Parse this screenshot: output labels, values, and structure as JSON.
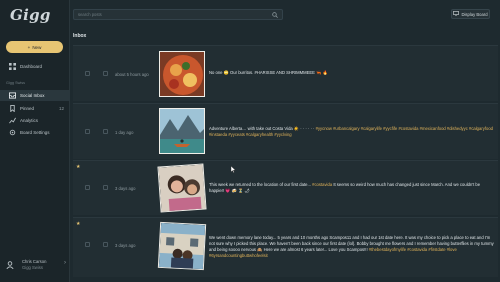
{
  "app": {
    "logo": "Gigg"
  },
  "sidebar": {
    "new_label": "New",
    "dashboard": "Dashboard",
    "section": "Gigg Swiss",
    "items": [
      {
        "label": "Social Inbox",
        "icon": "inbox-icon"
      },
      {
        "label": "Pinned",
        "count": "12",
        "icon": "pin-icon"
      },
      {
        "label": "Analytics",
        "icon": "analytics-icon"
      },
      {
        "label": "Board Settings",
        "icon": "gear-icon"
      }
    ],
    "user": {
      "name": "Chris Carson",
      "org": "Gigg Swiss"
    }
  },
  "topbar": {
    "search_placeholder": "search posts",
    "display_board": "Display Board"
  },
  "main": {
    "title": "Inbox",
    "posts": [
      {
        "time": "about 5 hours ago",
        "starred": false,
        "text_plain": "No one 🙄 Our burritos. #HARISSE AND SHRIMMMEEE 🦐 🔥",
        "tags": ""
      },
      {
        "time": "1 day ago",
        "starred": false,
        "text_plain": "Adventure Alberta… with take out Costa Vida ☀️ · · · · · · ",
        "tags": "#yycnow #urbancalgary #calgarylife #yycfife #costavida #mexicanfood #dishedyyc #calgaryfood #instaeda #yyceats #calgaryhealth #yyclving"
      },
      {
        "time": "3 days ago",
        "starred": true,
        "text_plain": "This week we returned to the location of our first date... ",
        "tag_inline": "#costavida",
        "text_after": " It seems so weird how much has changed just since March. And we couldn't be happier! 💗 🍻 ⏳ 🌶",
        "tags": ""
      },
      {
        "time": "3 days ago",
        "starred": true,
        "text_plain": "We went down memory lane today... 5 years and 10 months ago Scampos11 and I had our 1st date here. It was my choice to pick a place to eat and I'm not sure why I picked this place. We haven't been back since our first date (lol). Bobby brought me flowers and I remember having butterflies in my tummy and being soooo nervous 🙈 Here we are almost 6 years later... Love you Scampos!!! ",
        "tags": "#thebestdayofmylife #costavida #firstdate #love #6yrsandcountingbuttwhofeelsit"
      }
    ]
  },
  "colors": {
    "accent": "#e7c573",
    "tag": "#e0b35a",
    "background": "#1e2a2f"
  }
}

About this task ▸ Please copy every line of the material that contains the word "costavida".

Your response ▸
        "tags": "#yycnow #urbancalgary #calgarylife #yycfife #costavida #mexicanfood #dishedyyc #calgaryfood #instaeda #yyceats #calgaryhealth #yyclving"
        "tag_inline": "#costavida",
        "tags": "#thebestdayofmylife #costavida #firstdate #love #6yrsandcountingbuttwhofeelsit"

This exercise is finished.